Other than the baffling way he made his trade demands, most analysts more or less backed his complaints. Lakers GM Mitch Kupchak had passed on the opportunity to acquire players such as Carlos Boozer, Baron Davis, and Jason Kidd. He had traded future-All Star Caron Butler to the Wizards for Kwame Brown, and then gave Brown a hefty pay raise. That offseason, the Lakers skipped on the chance to land Kevin Garnett because they didn't want to part with Lamar Odom and Andrew Bynum.
When the 07-08 season began, Kobe was still on the Lakers roster. In the home opener against the Houston Rockets, Bryant was booed in front of his own fans, a distinction only Stephon Marbury would share that season. A deal was in place with the Chicago Bulls to trade Bryant for Luol Deng and Ben Gordon. It appeared that his days in L.A. were coming to an end.
And yet as the season went on, things gradually got better. Bynum began to develop into a low-post force and Bryant was not reluctant to give him the ball. In a Christmas rematch with the Suns, Bynum shot 11-13 and had 28 points and 12 boards. Remarked Bryant after their seven-point win, "I’m very happy. I’m happy because we have a very close-knit group here. We’re like brothers. We all get along, so the chemistry is great."
In January, the Lakers' rollercoaster season took a sudden downward spiral. In a win over the Memphis Grizzlies, Bynum suffered a season-ending knee injury. At the time, the Lakers had won 16 of 19 games and were in first place in the Western Conference.
(Bynum's injury nearly ruined the season. Photo by Richard Vogel, AP Photos)
The Lakers would've gone nowhere with Bynum sitting out the rest of the year. However Mitch Kupchak, who Kobe Bryant would've personally fired nine months ago, pulled off one of the biggest steals in league history. Kupchak acquired Pau Gasol from Memphis for Kwame Brown, rookie Javaris Crittenton, veteran Aaron McKie, two first round draft picks, and Pau's brother Marc.
Pau was the bona fide No. 2 scorer the Lakers had needed. He was more developed than Bynum and was a better passer and shooter. Within three weeks, the Lakers had won ten in a row and were once again atop the Western Conference. Bryant referred to the trade as "grand larceny." Even the Grizzlies' owner confessed, "I don’t know if I got the most value. Maybe our people should’ve shopped (Gasol) more..."
From there, the Lakers rolled through a stacked Western Conference which showcased eight 50-win teams and a ninth-placed Warriors team that won 48. Including playoff games, the Lakers lost just seven times with Gasol in the lineup. Bryant played every game despite a broken pinkie on his right hand, garnering him respect throughout the league. The Lakers finished with the best record in the West and advanced to the NBA Finals. Kobe Bryant was named the MVP of the league.

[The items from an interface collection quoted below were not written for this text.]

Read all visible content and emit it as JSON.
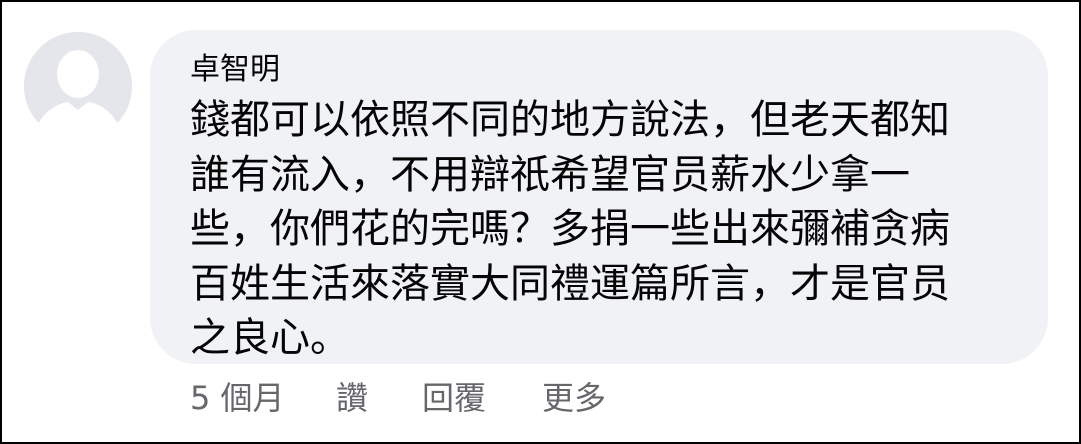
{
  "comment": {
    "author": "卓智明",
    "lines": [
      "錢都可以依照不同的地方說法，但老天都知",
      "誰有流入，不用辯祇希望官员薪水少拿一",
      "些，你們花的完嗎？多捐一些出來彌補贪病",
      "百姓生活來落實大同禮運篇所言，才是官员",
      "之良心。"
    ],
    "avatar_icon": "default-person-silhouette-icon",
    "bubble_color": "#f0f2f5",
    "text_color": "#050505"
  },
  "actions": {
    "time": "5 個月",
    "like": "讚",
    "reply": "回覆",
    "more": "更多",
    "color": "#65676b"
  }
}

From the lows of being booed off his home court and asking to be traded, to being a contender with the emergence of Bynum, to losing Bynum and floundering, to getting Gasol and reclaiming the top spot in the West, and then winning the MVP and conquering the conference, never had anyone gone through a more fluctuating season than Bryant. His image was the highest it had ever been since the rape accusation -- he had finally done what his detractors said he couldn't: win without Shaq.
(Kobe hoists his 2008 MVP trophy. Photo by Robert Gauthier, Reuters)

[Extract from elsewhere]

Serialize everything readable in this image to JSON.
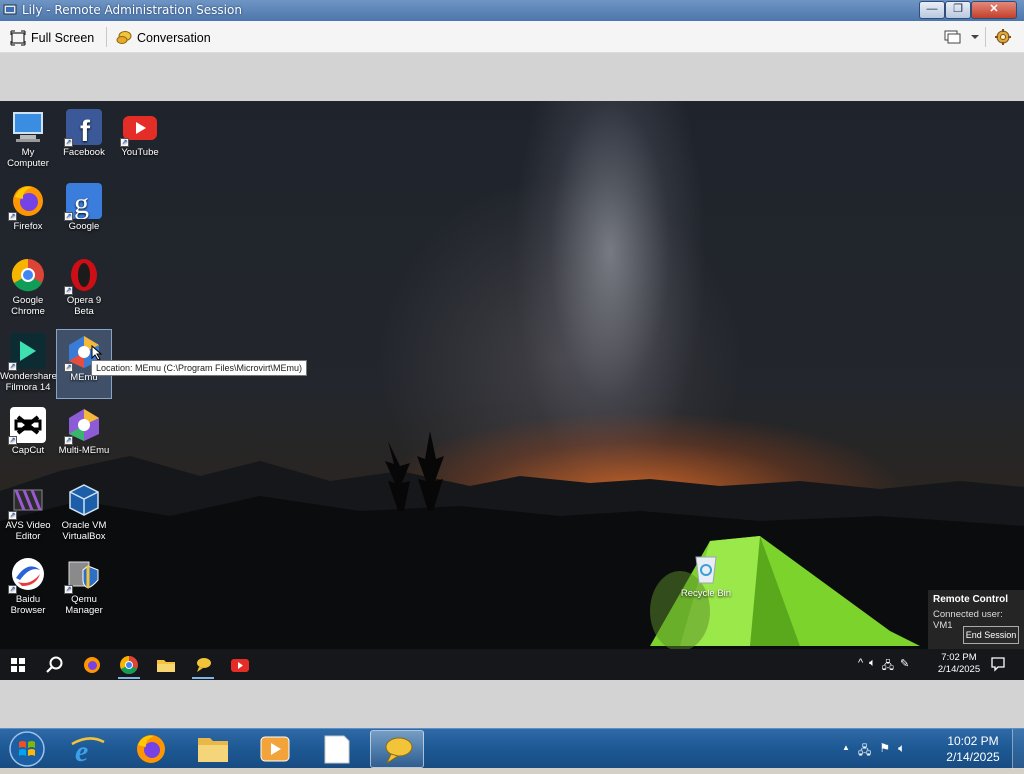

Unfortunately the Lakers ride had one more slope to it. The Boston Celtics, who were sizable underdogs following the Lakers' recent success, had their way with L.A. in the Finals. They controlled the Lake-show in games 1 and 2, came back from a 24-point deficit in Game 4, and demolished the Lakers by 39 in Game 6. In the series, Gasol and Odom disappeared while Bryant was outplayed by Paul Pierce.
The Lakers knew they'd be a contender next year, but for the moment it was business as usual for the post-Shaq era: an embarrassing loss and an offseason of regret.

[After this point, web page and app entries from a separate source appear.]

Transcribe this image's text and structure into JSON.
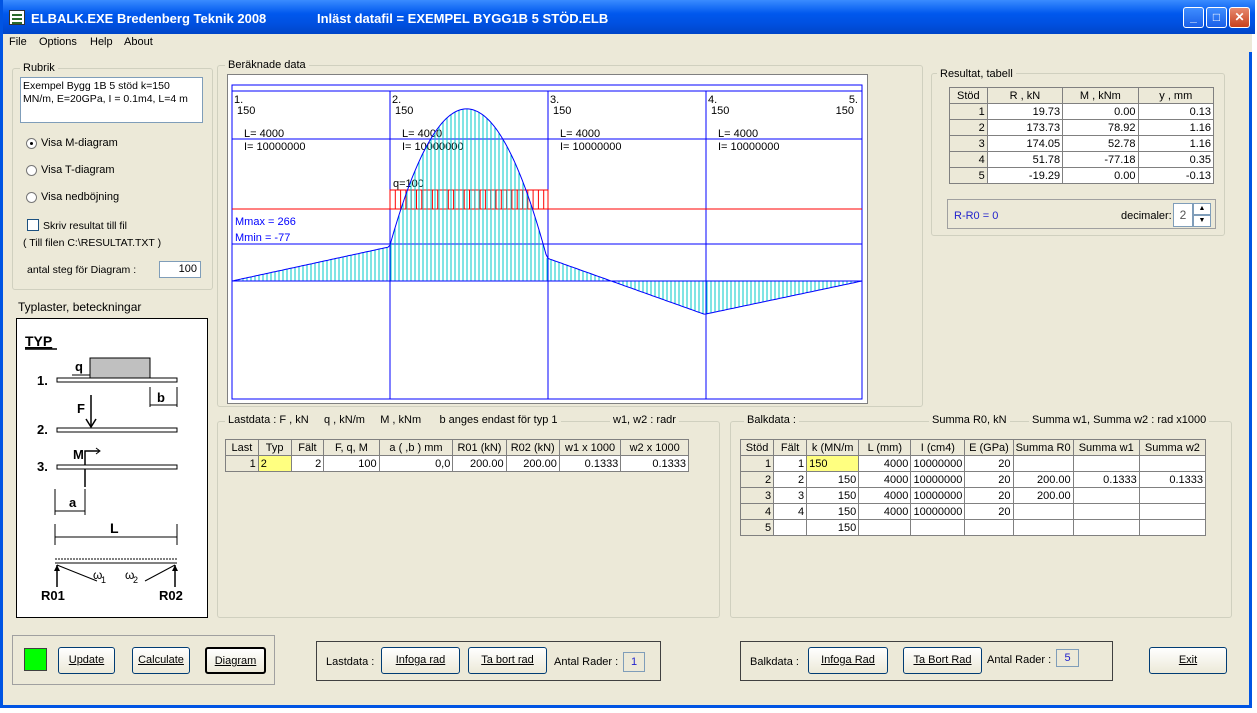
{
  "title": {
    "app": "ELBALK.EXE Bredenberg Teknik 2008",
    "file": "Inläst datafil = EXEMPEL BYGG1B 5 STÖD.ELB"
  },
  "menu": [
    "File",
    "Options",
    "Help",
    "About"
  ],
  "rubrik": {
    "legend": "Rubrik",
    "text": "Exempel Bygg 1B   5 stöd k=150 MN/m, E=20GPa, I = 0.1m4, L=4 m"
  },
  "options": {
    "radio_m": "Visa M-diagram",
    "radio_t": "Visa T-diagram",
    "radio_ned": "Visa nedböjning",
    "radio_selected": "m",
    "check_label": "Skriv resultat till fil",
    "file_note": "( Till filen C:\\RESULTAT.TXT )",
    "steps_label": "antal steg för Diagram :",
    "steps_value": "100"
  },
  "typ": {
    "heading": "Typlaster, beteckningar",
    "title": "TYP",
    "n1": "1.",
    "n2": "2.",
    "n3": "3.",
    "q": "q",
    "b": "b",
    "F": "F",
    "M": "M",
    "a": "a",
    "L": "L",
    "w1": "ω",
    "w1sub": "1",
    "w2": "ω",
    "w2sub": "2",
    "r1": "R01",
    "r2": "R02"
  },
  "diagram": {
    "legend": "Beräknade data",
    "supports": [
      {
        "no": "1.",
        "k": "150"
      },
      {
        "no": "2.",
        "k": "150"
      },
      {
        "no": "3.",
        "k": "150"
      },
      {
        "no": "4.",
        "k": "150"
      },
      {
        "no": "5.",
        "k": "150"
      }
    ],
    "spans": [
      {
        "L": "L= 4000",
        "I": "I= 10000000"
      },
      {
        "L": "L= 4000",
        "I": "I= 10000000"
      },
      {
        "L": "L= 4000",
        "I": "I= 10000000"
      },
      {
        "L": "L= 4000",
        "I": "I= 10000000"
      }
    ],
    "load_label": "q=100",
    "mmax": "Mmax = 266",
    "mmin": "Mmin = -77"
  },
  "chart_data": {
    "type": "area",
    "title": "",
    "xlabel": "",
    "ylabel": "",
    "x": [
      0,
      2000,
      4000,
      6000,
      8000,
      10000,
      12000,
      14000,
      16000
    ],
    "values": [
      0,
      -39,
      -79,
      -266,
      -53,
      13,
      77,
      39,
      0
    ],
    "ylim": [
      -266,
      77
    ]
  },
  "results": {
    "legend": "Resultat, tabell",
    "columns": [
      "Stöd",
      "R , kN",
      "M , kNm",
      "y , mm"
    ],
    "rows": [
      [
        "1",
        "19.73",
        "0.00",
        "0.13"
      ],
      [
        "2",
        "173.73",
        "78.92",
        "1.16"
      ],
      [
        "3",
        "174.05",
        "52.78",
        "1.16"
      ],
      [
        "4",
        "51.78",
        "-77.18",
        "0.35"
      ],
      [
        "5",
        "-19.29",
        "0.00",
        "-0.13"
      ]
    ],
    "rr0": "R-R0 = 0",
    "dec_label": "decimaler:",
    "dec_value": "2"
  },
  "lastdata": {
    "legend": "Lastdata : F , kN     q , kN/m     M , kNm      b anges endast för typ 1",
    "legend2": "w1, w2  : radr",
    "columns": [
      "Last",
      "Typ",
      "Fält",
      "F, q, M",
      "a ( ,b )  mm",
      "R01 (kN)",
      "R02 (kN)",
      "w1 x 1000",
      "w2 x 1000"
    ],
    "rows": [
      [
        "1",
        "2",
        "2",
        "100",
        "0,0",
        "200.00",
        "200.00",
        "0.1333",
        "0.1333"
      ]
    ]
  },
  "balkdata": {
    "legend": "Balkdata :",
    "legend2": "Summa R0, kN",
    "legend3": "Summa w1,  Summa w2 : rad x1000",
    "columns": [
      "Stöd",
      "Fält",
      "k (MN/m",
      "L (mm)",
      "I (cm4)",
      "E (GPa)",
      "Summa R0",
      "Summa w1",
      "Summa w2"
    ],
    "rows": [
      [
        "1",
        "1",
        "150",
        "4000",
        "10000000",
        "20",
        "",
        "",
        ""
      ],
      [
        "2",
        "2",
        "150",
        "4000",
        "10000000",
        "20",
        "200.00",
        "0.1333",
        "0.1333"
      ],
      [
        "3",
        "3",
        "150",
        "4000",
        "10000000",
        "20",
        "200.00",
        "",
        ""
      ],
      [
        "4",
        "4",
        "150",
        "4000",
        "10000000",
        "20",
        "",
        "",
        ""
      ],
      [
        "5",
        "",
        "150",
        "",
        "",
        "",
        "",
        "",
        ""
      ]
    ]
  },
  "bottom": {
    "update": "Update",
    "calculate": "Calculate",
    "diagram": "Diagram",
    "lastdata_label": "Lastdata :",
    "infoga_rad": "Infoga rad",
    "ta_bort_rad": "Ta bort rad",
    "antal_rader": "Antal Rader :",
    "antal_last": "1",
    "balkdata_label": "Balkdata :",
    "infoga_rad2": "Infoga Rad",
    "ta_bort_rad2": "Ta Bort Rad",
    "antal_rader2": "Antal Rader :",
    "antal_balk": "5",
    "exit": "Exit"
  },
  "colors": {
    "status_green": "#00ff00",
    "moment_fill": "#00c8c8",
    "moment_line": "#0000ff",
    "load": "#ff0000"
  }
}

The following season, they beat the Orlando Magic in six games to win their 15th title in franchise history.